This year’s tax filing deadline was last week. Hopefully your taxes have been filed and now it’s a matter of clearing those random documents that are scattered about. The ultimate goal should be to have a simple and effective system for collecting each year’s tax documents. This system usually evolves over time and can be paper, digital or both. I find it helpful to assess what worked well and what didn’t immediately after my filing has been done. This way the good… and the bad is still top of mind as I figure out a better approach where needed. Here are some other suggestions for how to get organized for next tax season.
Did you use a checklist?

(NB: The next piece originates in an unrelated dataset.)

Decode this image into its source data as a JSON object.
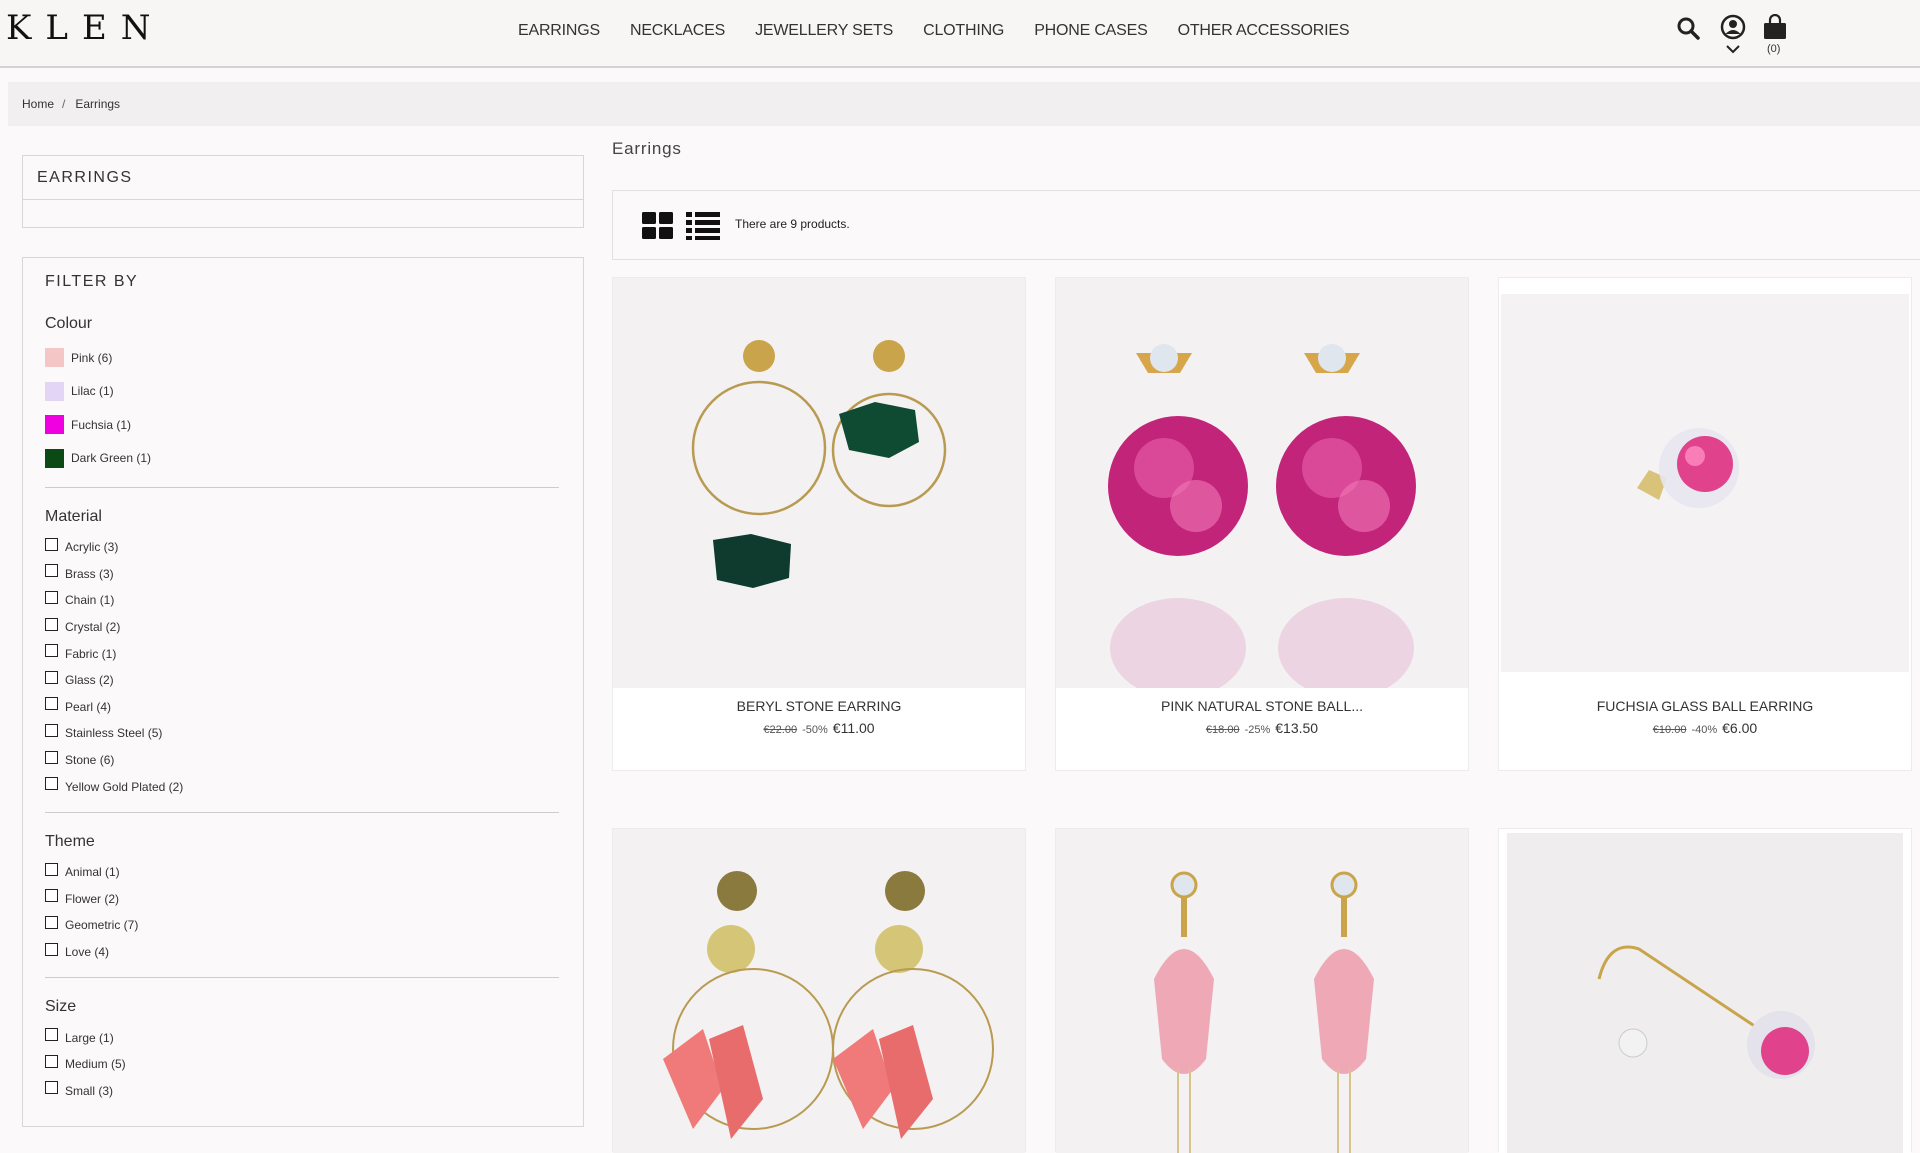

Having a checklist detailing all the documents that will be needed is a good place to start. It will guide you as all the relevant information is gathered and organized. This can be especially helpful if are collecting both personal and business documents. As I’m adding information to my paper or digital folders, I make sure to update my checklist so that it accurately reflects the documents that my accountant will need.
Did you have digital copies of all documents?
While there are tax documents like 1099’s or w2’s that aren’t available until the tax year ends, there are other documents like receipts that are received throughout the year. Having a process set up to scan and file documents as they’re received, greatly minimizes the work to be done when it’s time to hand off info to your accountant.
Did you have an organized digital filing system?
With more tax documents delivered to accountants electronically, it is important to create a simple digital filing structure. This will make it easy to quickly file and find documents that need to be uploaded to your accountant’s secure site. Depending on the size of your business, you could have one main folder for taxes with sub folders or a number of tax related folders under your finance folder. In either case, you’ll want a place for copies of your filed returns, tax documents like bank and credit card statements, payroll returns, and other information as needed.
Did you have a timeline for collecting documents?
Setting aside time to briefly assess your tax information in January will be beneficial. Once you know what’s missing, you can schedule time to start collecting this information. Create a simple timeline detailing the tasks to be done so that you avoid the last-minute crunch. Then block small chunks on your calendar so that you keep chipping away at these tasks.
Even if you filed an extension, review these suggestions and start thinking about the small changes that you could make that will have a big impact next tax season. If you have questions about how to get organized for next tax season, reach out.